PROBLEM TO WORK ON>
Your task is to extract every entry that follows word for word while excluding the pictures.

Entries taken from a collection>

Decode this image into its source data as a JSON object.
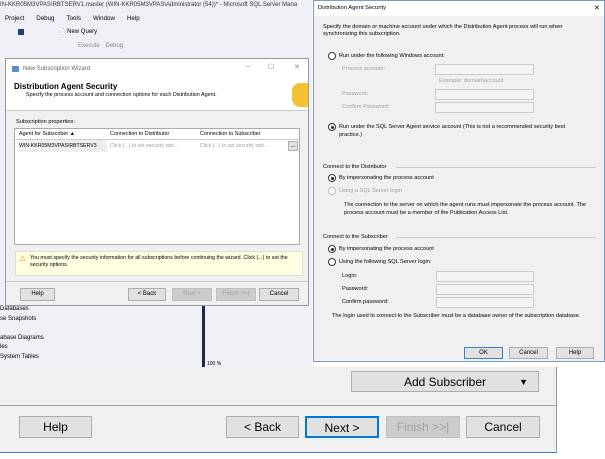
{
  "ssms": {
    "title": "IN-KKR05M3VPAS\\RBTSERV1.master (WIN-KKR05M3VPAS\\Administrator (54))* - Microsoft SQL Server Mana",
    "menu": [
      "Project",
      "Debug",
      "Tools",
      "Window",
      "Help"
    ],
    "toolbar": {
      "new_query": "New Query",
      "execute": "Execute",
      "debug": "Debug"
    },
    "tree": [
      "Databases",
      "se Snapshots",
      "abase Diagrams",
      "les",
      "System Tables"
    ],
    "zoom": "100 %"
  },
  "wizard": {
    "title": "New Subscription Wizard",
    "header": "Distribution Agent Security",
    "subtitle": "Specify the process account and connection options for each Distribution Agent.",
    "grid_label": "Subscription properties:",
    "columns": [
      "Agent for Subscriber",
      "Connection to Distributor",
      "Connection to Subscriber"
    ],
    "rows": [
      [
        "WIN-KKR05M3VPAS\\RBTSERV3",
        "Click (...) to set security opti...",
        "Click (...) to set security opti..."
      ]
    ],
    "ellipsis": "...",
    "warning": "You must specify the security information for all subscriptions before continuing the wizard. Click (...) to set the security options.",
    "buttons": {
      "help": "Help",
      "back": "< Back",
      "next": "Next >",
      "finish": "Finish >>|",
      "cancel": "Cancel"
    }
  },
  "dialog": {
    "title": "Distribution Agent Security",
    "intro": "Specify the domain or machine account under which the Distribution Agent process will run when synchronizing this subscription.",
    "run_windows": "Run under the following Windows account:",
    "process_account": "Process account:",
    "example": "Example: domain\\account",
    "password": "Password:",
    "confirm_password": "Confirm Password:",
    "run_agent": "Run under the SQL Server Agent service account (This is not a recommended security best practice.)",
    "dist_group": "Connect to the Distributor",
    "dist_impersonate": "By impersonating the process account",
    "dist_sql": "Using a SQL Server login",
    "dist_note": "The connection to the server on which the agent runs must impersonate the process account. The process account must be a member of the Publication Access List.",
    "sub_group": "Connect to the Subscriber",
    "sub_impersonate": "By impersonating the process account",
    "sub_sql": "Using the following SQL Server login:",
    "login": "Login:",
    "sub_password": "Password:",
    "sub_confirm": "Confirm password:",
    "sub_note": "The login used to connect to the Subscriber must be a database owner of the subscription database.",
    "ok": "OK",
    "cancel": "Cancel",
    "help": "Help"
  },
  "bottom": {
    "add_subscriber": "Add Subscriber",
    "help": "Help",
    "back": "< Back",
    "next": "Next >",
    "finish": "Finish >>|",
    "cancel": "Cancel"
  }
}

ANSWER TO THE PROBLEM>
Decode this image into its source data as a JSON object.
{
  "ssms": {
    "title": "IN-KKR05M3VPAS\\RBTSERV1.master (WIN-KKR05M3VPAS\\Administrator (54))* - Microsoft SQL Server Mana",
    "menu": [
      "Project",
      "Debug",
      "Tools",
      "Window",
      "Help"
    ],
    "toolbar": {
      "new_query": "New Query",
      "execute": "Execute",
      "debug": "Debug"
    },
    "tree": [
      "Databases",
      "se Snapshots",
      "abase Diagrams",
      "les",
      "System Tables"
    ],
    "zoom": "100 %"
  },
  "wizard": {
    "title": "New Subscription Wizard",
    "header": "Distribution Agent Security",
    "subtitle": "Specify the process account and connection options for each Distribution Agent.",
    "grid_label": "Subscription properties:",
    "columns": [
      "Agent for Subscriber",
      "Connection to Distributor",
      "Connection to Subscriber"
    ],
    "rows": [
      [
        "WIN-KKR05M3VPAS\\RBTSERV3",
        "Click (...) to set security opti...",
        "Click (...) to set security opti..."
      ]
    ],
    "ellipsis": "...",
    "warning": "You must specify the security information for all subscriptions before continuing the wizard. Click (...) to set the security options.",
    "buttons": {
      "help": "Help",
      "back": "< Back",
      "next": "Next >",
      "finish": "Finish >>|",
      "cancel": "Cancel"
    }
  },
  "dialog": {
    "title": "Distribution Agent Security",
    "intro": "Specify the domain or machine account under which the Distribution Agent process will run when synchronizing this subscription.",
    "run_windows": "Run under the following Windows account:",
    "process_account": "Process account:",
    "example": "Example: domain\\account",
    "password": "Password:",
    "confirm_password": "Confirm Password:",
    "run_agent": "Run under the SQL Server Agent service account (This is not a recommended security best practice.)",
    "dist_group": "Connect to the Distributor",
    "dist_impersonate": "By impersonating the process account",
    "dist_sql": "Using a SQL Server login",
    "dist_note": "The connection to the server on which the agent runs must impersonate the process account. The process account must be a member of the Publication Access List.",
    "sub_group": "Connect to the Subscriber",
    "sub_impersonate": "By impersonating the process account",
    "sub_sql": "Using the following SQL Server login:",
    "login": "Login:",
    "sub_password": "Password:",
    "sub_confirm": "Confirm password:",
    "sub_note": "The login used to connect to the Subscriber must be a database owner of the subscription database.",
    "ok": "OK",
    "cancel": "Cancel",
    "help": "Help"
  },
  "bottom": {
    "add_subscriber": "Add Subscriber",
    "help": "Help",
    "back": "< Back",
    "next": "Next >",
    "finish": "Finish >>|",
    "cancel": "Cancel"
  }
}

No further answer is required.